My brother sent me a link to this recipe with the request that I try it out as a bon appétempt on his behalf. I was intrigued from the start, as he rarely makes such requests. And when I clicked on it, I was almost completely won over by the title alone: "A Chinese Caesar Salad with Umami." Then I looked at the list of ingredients (kasha, hijiki seaweed, shio kombu) and was discouraged. But then, I actually read the article and was sold once again. See, the chef responsible for the salad, Danny Bowien, gives you carte blanche to skip any of the ingredients you don't have on hand. Here's the quote, just to be clear: “Yeah, if you don’t have it, leave it out... That’s cool. It still works.”
If you say so, Danny!
Here's the recipe's original ingredient's list with my changes:
Juice of 1 lemon
2 tablespoons sweet white-miso paste
3 tablespoons tahini
1 teaspoon unseasoned rice vinegar
1 tablespoon shiro shoyu
8 anchovy fillets, coarsely chopped
½ cup kasha
2 tablespoons aonori seaweed, green seaweed or finely shredded nori
3 tablespoons toasted white sesame seeds
Cut cabbage in half, and remove core. Cut into 1-inch wedges and then into 1-inch pieces. Toss these lightly in a bowl, and set aside.
Make sesame-anchovy dressing. In a small bowl, cover
Make the salad. Add 3 tablespoons of the sesame-anchovy dressing to the bowl with the cabbage and the
All I can say is: Danny was right. Despite all of the changes, this salad was so delicious.
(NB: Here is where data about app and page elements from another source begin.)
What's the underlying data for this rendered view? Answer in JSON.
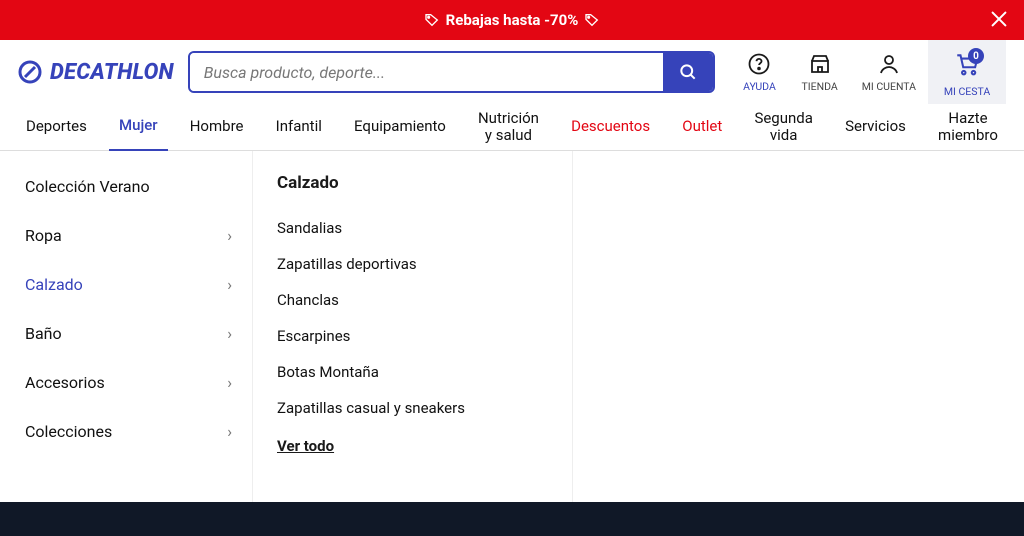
{
  "promo": {
    "text": "Rebajas hasta -70%"
  },
  "search": {
    "placeholder": "Busca producto, deporte..."
  },
  "header_icons": {
    "help": "AYUDA",
    "store": "TIENDA",
    "account": "MI CUENTA",
    "cart": "MI CESTA",
    "cart_count": "0"
  },
  "nav": [
    {
      "label": "Deportes"
    },
    {
      "label": "Mujer",
      "active": true
    },
    {
      "label": "Hombre"
    },
    {
      "label": "Infantil"
    },
    {
      "label": "Equipamiento"
    },
    {
      "label": "Nutrición y salud",
      "two": true,
      "l1": "Nutrición",
      "l2": "y salud"
    },
    {
      "label": "Descuentos",
      "red": true
    },
    {
      "label": "Outlet",
      "red": true
    },
    {
      "label": "Segunda vida",
      "two": true,
      "l1": "Segunda",
      "l2": "vida"
    },
    {
      "label": "Servicios"
    },
    {
      "label": "Hazte miembro",
      "two": true,
      "l1": "Hazte",
      "l2": "miembro"
    }
  ],
  "sidebar": {
    "items": [
      {
        "label": "Colección Verano",
        "chevron": false
      },
      {
        "label": "Ropa",
        "chevron": true
      },
      {
        "label": "Calzado",
        "chevron": true,
        "selected": true
      },
      {
        "label": "Baño",
        "chevron": true
      },
      {
        "label": "Accesorios",
        "chevron": true
      },
      {
        "label": "Colecciones",
        "chevron": true
      }
    ]
  },
  "submenu": {
    "title": "Calzado",
    "links": [
      "Sandalias",
      "Zapatillas deportivas",
      "Chanclas",
      "Escarpines",
      "Botas Montaña",
      "Zapatillas casual y sneakers"
    ],
    "all": "Ver todo"
  },
  "brand": "DECATHLON"
}
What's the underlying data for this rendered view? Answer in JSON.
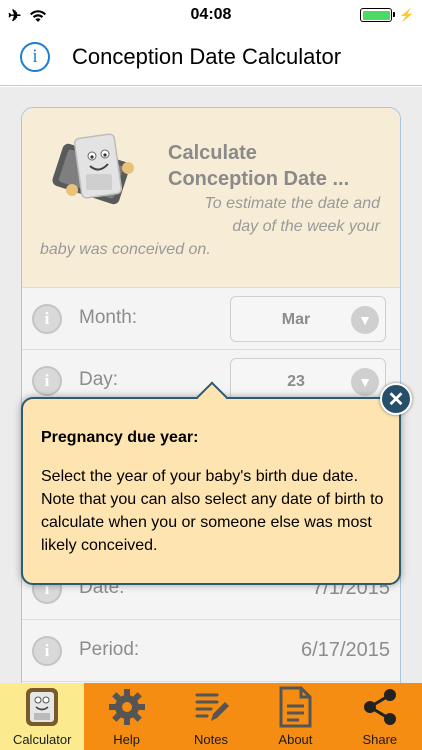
{
  "status_bar": {
    "time": "04:08"
  },
  "nav": {
    "title": "Conception Date Calculator"
  },
  "header": {
    "title_line1": "Calculate",
    "title_line2": "Conception Date ...",
    "subtitle_line1": "To estimate the date and",
    "subtitle_line2": "day of the week your",
    "subtitle_line3": "baby was conceived on."
  },
  "rows": {
    "month": {
      "label": "Month:",
      "value": "Mar"
    },
    "day": {
      "label": "Day:",
      "value": "23"
    },
    "date": {
      "label": "Date:",
      "value": "7/1/2015"
    },
    "period": {
      "label": "Period:",
      "value": "6/17/2015"
    }
  },
  "popover": {
    "title": "Pregnancy due year:",
    "text": "Select the year of your baby's birth due date. Note that you can also select any date of birth to calculate when you or someone else was most likely conceived."
  },
  "tabs": [
    {
      "label": "Calculator",
      "icon": "calculator-icon",
      "active": true
    },
    {
      "label": "Help",
      "icon": "gear-icon"
    },
    {
      "label": "Notes",
      "icon": "notes-icon"
    },
    {
      "label": "About",
      "icon": "document-icon"
    },
    {
      "label": "Share",
      "icon": "share-icon"
    }
  ],
  "colors": {
    "accent_blue": "#1a7fd4",
    "tab_bar": "#f58d12",
    "tab_active": "#fbeb8e",
    "popover_bg": "#fde4b0",
    "popover_border": "#2d5a74"
  }
}
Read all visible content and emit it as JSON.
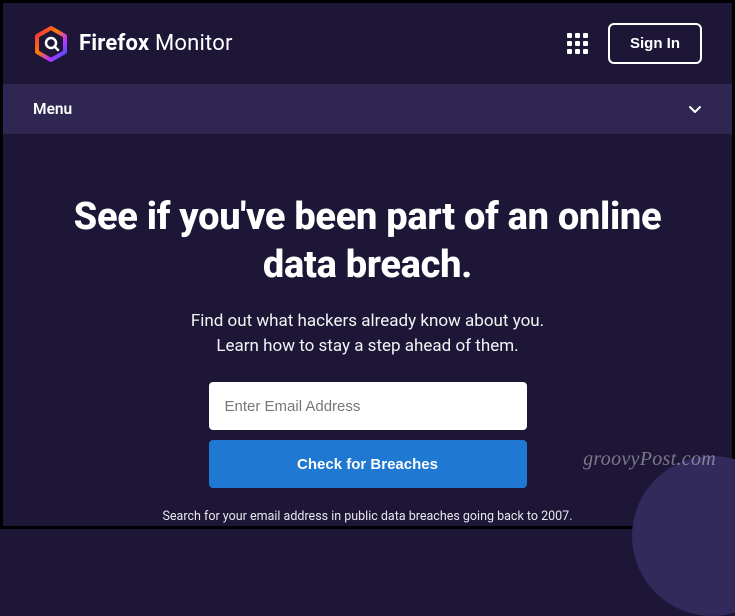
{
  "header": {
    "brand_bold": "Firefox",
    "brand_light": "Monitor",
    "sign_in_label": "Sign In"
  },
  "menu": {
    "label": "Menu"
  },
  "hero": {
    "title": "See if you've been part of an online data breach.",
    "subtitle": "Find out what hackers already know about you.\nLearn how to stay a step ahead of them."
  },
  "form": {
    "email_placeholder": "Enter Email Address",
    "check_label": "Check for Breaches",
    "small_print": "Search for your email address in public data breaches going back to 2007."
  },
  "watermark": "groovyPost.com"
}
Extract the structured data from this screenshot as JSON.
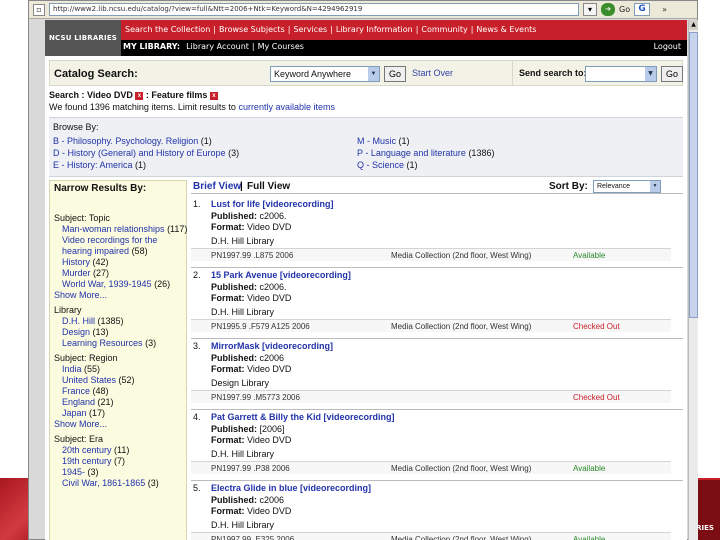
{
  "browser": {
    "url": "http://www2.lib.ncsu.edu/catalog/?view=full&Ntt=2006+Ntk=Keyword&N=4294962919",
    "go_label": "Go",
    "go_icon": "green-go-arrow",
    "search_engine": "G",
    "more": "»"
  },
  "header": {
    "logo": "NCSU LIBRARIES",
    "main_nav": [
      "Search the Collection",
      "Browse Subjects",
      "Services",
      "Library Information",
      "Community",
      "News & Events"
    ],
    "sub_nav": [
      "MY LIBRARY:",
      "Library Account",
      "My Courses"
    ],
    "logout": "Logout"
  },
  "search": {
    "label": "Catalog Search:",
    "field_value": "",
    "scope_value": "Keyword Anywhere",
    "go_label": "Go",
    "start_over": "Start Over",
    "send_label": "Send search to:",
    "send_value": "",
    "send_go_label": "Go"
  },
  "breadcrumb": {
    "prefix": "Search : Video DVD",
    "filter": ": Feature films",
    "remove_icon": "x"
  },
  "matching": {
    "prefix": "We found 1396 matching items. Limit results to",
    "link": "currently available items"
  },
  "browse": {
    "title": "Browse By:",
    "col1": [
      {
        "label": "B - Philosophy. Psychology. Religion",
        "count": "(1)"
      },
      {
        "label": "D - History (General) and History of Europe",
        "count": "(3)"
      },
      {
        "label": "E - History: America",
        "count": "(1)"
      }
    ],
    "col2": [
      {
        "label": "M - Music",
        "count": "(1)"
      },
      {
        "label": "P - Language and literature",
        "count": "(1386)"
      },
      {
        "label": "Q - Science",
        "count": "(1)"
      }
    ]
  },
  "narrow": {
    "title": "Narrow Results By:",
    "groups": [
      {
        "heading": "Subject: Topic",
        "items": [
          {
            "label": "Man-woman relationships",
            "count": "(117)"
          },
          {
            "label": "Video recordings for the hearing impaired",
            "count": "(58)"
          },
          {
            "label": "History",
            "count": "(42)"
          },
          {
            "label": "Murder",
            "count": "(27)"
          },
          {
            "label": "World War, 1939-1945",
            "count": "(26)"
          }
        ],
        "more": "Show More..."
      },
      {
        "heading": "Library",
        "items": [
          {
            "label": "D.H. Hill",
            "count": "(1385)"
          },
          {
            "label": "Design",
            "count": "(13)"
          },
          {
            "label": "Learning Resources",
            "count": "(3)"
          }
        ],
        "more": ""
      },
      {
        "heading": "Subject: Region",
        "items": [
          {
            "label": "India",
            "count": "(55)"
          },
          {
            "label": "United States",
            "count": "(52)"
          },
          {
            "label": "France",
            "count": "(48)"
          },
          {
            "label": "England",
            "count": "(21)"
          },
          {
            "label": "Japan",
            "count": "(17)"
          }
        ],
        "more": "Show More..."
      },
      {
        "heading": "Subject: Era",
        "items": [
          {
            "label": "20th century",
            "count": "(11)"
          },
          {
            "label": "19th century",
            "count": "(7)"
          },
          {
            "label": "1945-",
            "count": "(3)"
          },
          {
            "label": "Civil War, 1861-1865",
            "count": "(3)"
          }
        ],
        "more": ""
      }
    ]
  },
  "results_toolbar": {
    "brief": "Brief View",
    "separator": "|",
    "full": "Full View",
    "sort_label": "Sort By:",
    "sort_value": "Relevance"
  },
  "results": [
    {
      "num": "1.",
      "title": "Lust for life [videorecording]",
      "published_label": "Published:",
      "published": "c2006.",
      "format_label": "Format:",
      "format": "Video DVD",
      "library": "D.H. Hill Library",
      "call": "PN1997.99 .L875 2006",
      "location": "Media Collection (2nd floor, West Wing)",
      "status": "Available",
      "status_type": "avail"
    },
    {
      "num": "2.",
      "title": "15 Park Avenue [videorecording]",
      "published_label": "Published:",
      "published": "c2006.",
      "format_label": "Format:",
      "format": "Video DVD",
      "library": "D.H. Hill Library",
      "call": "PN1995.9 .F579 A125 2006",
      "location": "Media Collection (2nd floor, West Wing)",
      "status": "Checked Out",
      "status_type": "out"
    },
    {
      "num": "3.",
      "title": "MirrorMask [videorecording]",
      "published_label": "Published:",
      "published": "c2006",
      "format_label": "Format:",
      "format": "Video DVD",
      "library": "Design Library",
      "call": "PN1997.99 .M5773 2006",
      "location": "",
      "status": "Checked Out",
      "status_type": "out"
    },
    {
      "num": "4.",
      "title": "Pat Garrett & Billy the Kid [videorecording]",
      "published_label": "Published:",
      "published": "[2006]",
      "format_label": "Format:",
      "format": "Video DVD",
      "library": "D.H. Hill Library",
      "call": "PN1997.99 .P38 2006",
      "location": "Media Collection (2nd floor, West Wing)",
      "status": "Available",
      "status_type": "avail"
    },
    {
      "num": "5.",
      "title": "Electra Glide in blue [videorecording]",
      "published_label": "Published:",
      "published": "c2006",
      "format_label": "Format:",
      "format": "Video DVD",
      "library": "D.H. Hill Library",
      "call": "PN1997.99 .E325 2006",
      "location": "Media Collection (2nd floor, West Wing)",
      "status": "Available",
      "status_type": "avail"
    }
  ],
  "slide": {
    "logo_text": "RIES"
  },
  "colors": {
    "brand_red": "#c8202a",
    "link_blue": "#2233aa",
    "available_green": "#2a8a2a"
  }
}
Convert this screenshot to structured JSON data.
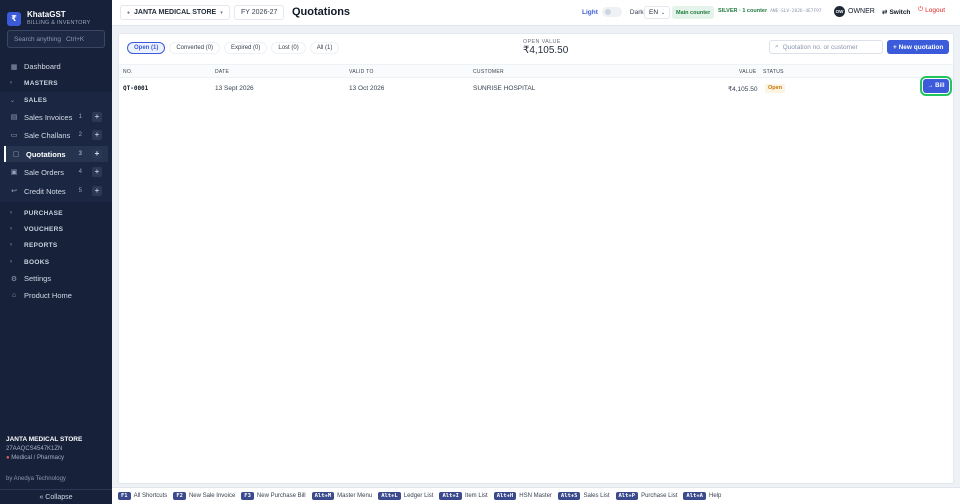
{
  "brand": {
    "logo": "₹",
    "title": "KhataGST",
    "subtitle": "BILLING & INVENTORY"
  },
  "sidebar": {
    "search_placeholder": "Search anything",
    "search_shortcut": "Ctrl+K",
    "dashboard": "Dashboard",
    "masters": "MASTERS",
    "sales": "SALES",
    "sales_items": [
      {
        "label": "Sales Invoices",
        "count": "1"
      },
      {
        "label": "Sale Challans",
        "count": "2"
      },
      {
        "label": "Quotations",
        "count": "3"
      },
      {
        "label": "Sale Orders",
        "count": "4"
      },
      {
        "label": "Credit Notes",
        "count": "5"
      }
    ],
    "groups": [
      "PURCHASE",
      "VOUCHERS",
      "REPORTS",
      "BOOKS"
    ],
    "settings": "Settings",
    "product_home": "Product Home",
    "store_name": "JANTA MEDICAL STORE",
    "store_gst": "27AAQCS4547K1ZN",
    "store_type": "Medical / Pharmacy",
    "vendor": "by Anedya Technology",
    "collapse": "« Collapse"
  },
  "topbar": {
    "store": "JANTA MEDICAL STORE",
    "fy": "FY 2026-27",
    "title": "Quotations",
    "light": "Light",
    "dark": "Dark",
    "lang": "EN",
    "counter": "Main counter",
    "tier": "SILVER · 1 counter",
    "license_id": "ANE-SLV-2026-4E7F97",
    "avatar": "OW",
    "owner": "OWNER",
    "switch": "Switch",
    "logout": "Logout"
  },
  "filters": [
    {
      "label": "Open (1)",
      "active": true
    },
    {
      "label": "Converted (0)",
      "active": false
    },
    {
      "label": "Expired (0)",
      "active": false
    },
    {
      "label": "Lost (0)",
      "active": false
    },
    {
      "label": "All (1)",
      "active": false
    }
  ],
  "open_value": {
    "label": "OPEN VALUE",
    "amount": "₹4,105.50"
  },
  "search_placeholder": "Quotation no. or customer",
  "new_button": "+ New quotation",
  "table": {
    "headers": {
      "no": "NO.",
      "date": "DATE",
      "valid_to": "VALID TO",
      "customer": "CUSTOMER",
      "value": "VALUE",
      "status": "STATUS"
    },
    "rows": [
      {
        "no": "QT-0001",
        "date": "13 Sept 2026",
        "valid_to": "13 Oct 2026",
        "customer": "SUNRISE HOSPITAL",
        "value": "₹4,105.50",
        "status": "Open",
        "action": "→ Bill"
      }
    ]
  },
  "shortcuts": [
    {
      "key": "F1",
      "label": "All Shortcuts"
    },
    {
      "key": "F2",
      "label": "New Sale Invoice"
    },
    {
      "key": "F3",
      "label": "New Purchase Bill"
    },
    {
      "key": "Alt+M",
      "label": "Master Menu"
    },
    {
      "key": "Alt+L",
      "label": "Ledger List"
    },
    {
      "key": "Alt+I",
      "label": "Item List"
    },
    {
      "key": "Alt+H",
      "label": "HSN Master"
    },
    {
      "key": "Alt+S",
      "label": "Sales List"
    },
    {
      "key": "Alt+P",
      "label": "Purchase List"
    },
    {
      "key": "Alt+A",
      "label": "Help"
    }
  ],
  "colors": {
    "sidebar": "#17213a",
    "accent": "#3b5bdb",
    "status_open": "#c47a10",
    "focus": "#22c55e"
  }
}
We served it with a couple of grilled boneless skinless chicken breasts I'd marinated in some rice vinegar, garlic, and shoyu, which without the accompanying salad, would have been pretty sad.
Everyone should now go and leave a personal thank-you note to my brother Bill in the comments section. (Something about how cute Teddy and his two teeth are would also work.)
Until next time!